### Aim of the task
All of the records must be given again exactly.
● ● ● ● ●
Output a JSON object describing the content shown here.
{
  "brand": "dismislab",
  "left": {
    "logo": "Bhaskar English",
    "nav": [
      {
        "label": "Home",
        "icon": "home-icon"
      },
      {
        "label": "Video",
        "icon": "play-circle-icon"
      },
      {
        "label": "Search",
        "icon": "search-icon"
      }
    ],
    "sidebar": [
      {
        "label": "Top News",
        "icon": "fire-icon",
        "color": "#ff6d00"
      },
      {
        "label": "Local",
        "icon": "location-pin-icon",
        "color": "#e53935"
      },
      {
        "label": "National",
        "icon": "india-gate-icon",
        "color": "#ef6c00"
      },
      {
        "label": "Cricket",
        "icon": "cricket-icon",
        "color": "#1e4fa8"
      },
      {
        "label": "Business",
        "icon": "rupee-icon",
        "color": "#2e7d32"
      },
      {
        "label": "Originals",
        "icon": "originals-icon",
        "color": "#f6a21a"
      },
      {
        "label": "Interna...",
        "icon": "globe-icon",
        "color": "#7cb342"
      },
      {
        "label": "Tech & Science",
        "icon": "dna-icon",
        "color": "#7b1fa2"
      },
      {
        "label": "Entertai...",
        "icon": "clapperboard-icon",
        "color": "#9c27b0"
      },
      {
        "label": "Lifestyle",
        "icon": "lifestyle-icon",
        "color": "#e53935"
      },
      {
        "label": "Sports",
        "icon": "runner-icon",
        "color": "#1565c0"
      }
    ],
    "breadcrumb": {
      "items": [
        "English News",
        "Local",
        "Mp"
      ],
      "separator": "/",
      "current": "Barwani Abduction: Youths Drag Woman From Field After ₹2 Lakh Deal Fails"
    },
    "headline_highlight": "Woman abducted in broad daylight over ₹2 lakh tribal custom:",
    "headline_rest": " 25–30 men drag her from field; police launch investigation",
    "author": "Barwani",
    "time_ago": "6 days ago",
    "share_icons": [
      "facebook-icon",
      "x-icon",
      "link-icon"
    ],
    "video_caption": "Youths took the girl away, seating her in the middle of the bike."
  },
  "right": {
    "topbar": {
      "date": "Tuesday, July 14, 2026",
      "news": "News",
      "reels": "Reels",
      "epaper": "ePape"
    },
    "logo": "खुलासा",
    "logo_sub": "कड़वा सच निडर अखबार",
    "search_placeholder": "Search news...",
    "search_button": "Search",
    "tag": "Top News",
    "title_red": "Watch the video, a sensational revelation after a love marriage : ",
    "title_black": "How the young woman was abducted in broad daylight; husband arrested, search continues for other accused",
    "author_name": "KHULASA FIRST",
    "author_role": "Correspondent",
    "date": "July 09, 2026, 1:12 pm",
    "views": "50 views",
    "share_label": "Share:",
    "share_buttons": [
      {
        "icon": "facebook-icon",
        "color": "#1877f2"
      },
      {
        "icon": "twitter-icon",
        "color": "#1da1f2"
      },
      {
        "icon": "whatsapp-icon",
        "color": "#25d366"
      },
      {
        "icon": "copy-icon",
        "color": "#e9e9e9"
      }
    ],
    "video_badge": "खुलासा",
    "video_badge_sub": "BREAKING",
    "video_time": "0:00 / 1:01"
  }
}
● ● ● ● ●
### Task solution
Output a JSON object describing the content shown here.
{
  "brand": "dismislab",
  "left": {
    "logo": "Bhaskar English",
    "nav": [
      {
        "label": "Home",
        "icon": "home-icon"
      },
      {
        "label": "Video",
        "icon": "play-circle-icon"
      },
      {
        "label": "Search",
        "icon": "search-icon"
      }
    ],
    "sidebar": [
      {
        "label": "Top News",
        "icon": "fire-icon",
        "color": "#ff6d00"
      },
      {
        "label": "Local",
        "icon": "location-pin-icon",
        "color": "#e53935"
      },
      {
        "label": "National",
        "icon": "india-gate-icon",
        "color": "#ef6c00"
      },
      {
        "label": "Cricket",
        "icon": "cricket-icon",
        "color": "#1e4fa8"
      },
      {
        "label": "Business",
        "icon": "rupee-icon",
        "color": "#2e7d32"
      },
      {
        "label": "Originals",
        "icon": "originals-icon",
        "color": "#f6a21a"
      },
      {
        "label": "Interna...",
        "icon": "globe-icon",
        "color": "#7cb342"
      },
      {
        "label": "Tech & Science",
        "icon": "dna-icon",
        "color": "#7b1fa2"
      },
      {
        "label": "Entertai...",
        "icon": "clapperboard-icon",
        "color": "#9c27b0"
      },
      {
        "label": "Lifestyle",
        "icon": "lifestyle-icon",
        "color": "#e53935"
      },
      {
        "label": "Sports",
        "icon": "runner-icon",
        "color": "#1565c0"
      }
    ],
    "breadcrumb": {
      "items": [
        "English News",
        "Local",
        "Mp"
      ],
      "separator": "/",
      "current": "Barwani Abduction: Youths Drag Woman From Field After ₹2 Lakh Deal Fails"
    },
    "headline_highlight": "Woman abducted in broad daylight over ₹2 lakh tribal custom:",
    "headline_rest": " 25–30 men drag her from field; police launch investigation",
    "author": "Barwani",
    "time_ago": "6 days ago",
    "share_icons": [
      "facebook-icon",
      "x-icon",
      "link-icon"
    ],
    "video_caption": "Youths took the girl away, seating her in the middle of the bike."
  },
  "right": {
    "topbar": {
      "date": "Tuesday, July 14, 2026",
      "news": "News",
      "reels": "Reels",
      "epaper": "ePape"
    },
    "logo": "खुलासा",
    "logo_sub": "कड़वा सच निडर अखबार",
    "search_placeholder": "Search news...",
    "search_button": "Search",
    "tag": "Top News",
    "title_red": "Watch the video, a sensational revelation after a love marriage : ",
    "title_black": "How the young woman was abducted in broad daylight; husband arrested, search continues for other accused",
    "author_name": "KHULASA FIRST",
    "author_role": "Correspondent",
    "date": "July 09, 2026, 1:12 pm",
    "views": "50 views",
    "share_label": "Share:",
    "share_buttons": [
      {
        "icon": "facebook-icon",
        "color": "#1877f2"
      },
      {
        "icon": "twitter-icon",
        "color": "#1da1f2"
      },
      {
        "icon": "whatsapp-icon",
        "color": "#25d366"
      },
      {
        "icon": "copy-icon",
        "color": "#e9e9e9"
      }
    ],
    "video_badge": "खुलासा",
    "video_badge_sub": "BREAKING",
    "video_time": "0:00 / 1:01"
  }
}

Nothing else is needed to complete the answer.